You’re a retailer in the middle block of a three-block-long shopping neighborhood. The shops on the two outer blocks think it would be great to hold a street festival to draw traffic into the area. They want to close off your block and have food tents and other activities in the middle of the road, effectively cutting off all your regular traffic. Are you excited or pissed?
When we had street festivals downtown some of our retailers were behind these events all the way. They planned special activities in their stores, put sandwich boards out front, propped the doors wide open, and celebrated.
Others quietly cursed the events, believing that the event traffic wasn’t going to stop in their store no matter what they did, and since most events were on the weekend, it was going to kill their regular Saturday crowd. Imagine if someone told you they were going to shut you down on your best day of the week, “to draw traffic to your area.” Yeah, it would be hard to support that.
I get both of those reactions. They are both valid and understandable. They are also both expensive and exhausting.
If you embrace the day, you’re adding staff, adding work, spending more time planning and prepping, and doing extra stuff to make the day a success. You’re spending more hoping to make it up with an increase in sales. At the end of the day you’re exhausted.
If you shut down, avoid the hassles, and just take your losses, you lament the lost sales, curse the event organizers, and turn bitter. At the end of the day you’re exhausted.
Either way, your bottom line didn’t likely change much. Either you spent a lot to have a great day or cut expenses to offset lost sales.
In the long term, however, your approach to these events does have a huge impact on the bottom line. Embrace the events and your bottom line goes up over the long term. Ignore them and it goes down.
Sure, Saturdays are big days for retail. If your experience has been that these street festivals and events shut your Saturdays down, you need to rethink how you are working them. You need to rethink what these events are for.
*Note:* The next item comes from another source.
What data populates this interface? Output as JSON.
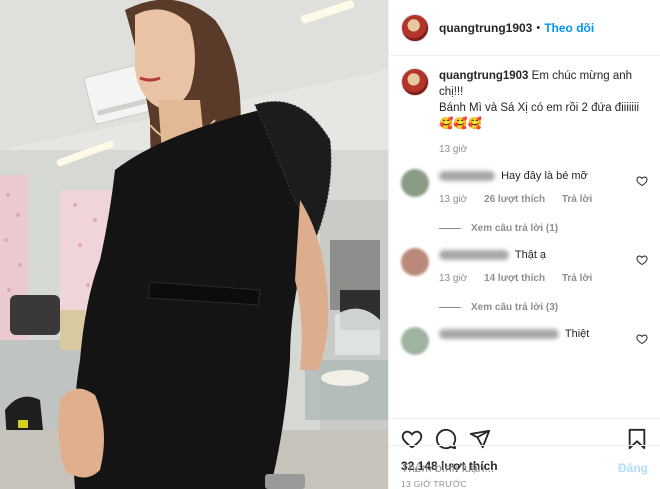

The event organizers plan these events, “to draw traffic to the area.” New traffic. Traffic that might not have come down before. Traffic that needs something more than your shop’s feeble advertising to get them into the neighborhood. Traffic that doesn’t (yet) know you.
You get to use these events to make a first impression on all this new traffic.
The impression you make won’t necessarily translate into sales that day, but it will impact whether those people come back some other day. If you embrace the event and make your store shine, people will remember and come back. If you close your doors and silently curse the event, people will remember that, too.
You will make a first impression no matter what you do.
Your brand is simply your reputation. Roy H. Williams says, “Your brand is every single interaction a customer has with your business, plus how they feel about it.” No matter what your slogans and sayings and advertising and color schemes, if you’re closed and/or uninviting during an event, people will remember and they will have feelings associated with that memory.
Remember, too, that these events make the difference between your shopping area being known as a boring, unimpressive place to not go or a hopping, hip, fun place to go. Is it worth losing a few Saturdays here and there to give you the chance to farm for new customers and give your shopping district a better reputation? Damn right it is!
You’ll be exhausted either way. Might as well be exhausted for the way that leads to better sales down the road and doesn’t make your bitter.
PS If all the businesses shut down in the area where the event is happening, you defeat the whole purpose of the event and no one wins. If you’re the one who shuts down because it isn’t good for you, you make it less effective for your neighbor. All boats rise with the tide. If your neighbor starts drawing more traffic, you’ll see a bump, too. You all owe it to each other to embrace the events and make them work for everyone. (And if you don’t like the events being planned, join the committee and start changing those events from within.)
PPS Tomorrow I’ll give you a list of ideas for how to farm for those new customers at an event and get them back in your store later.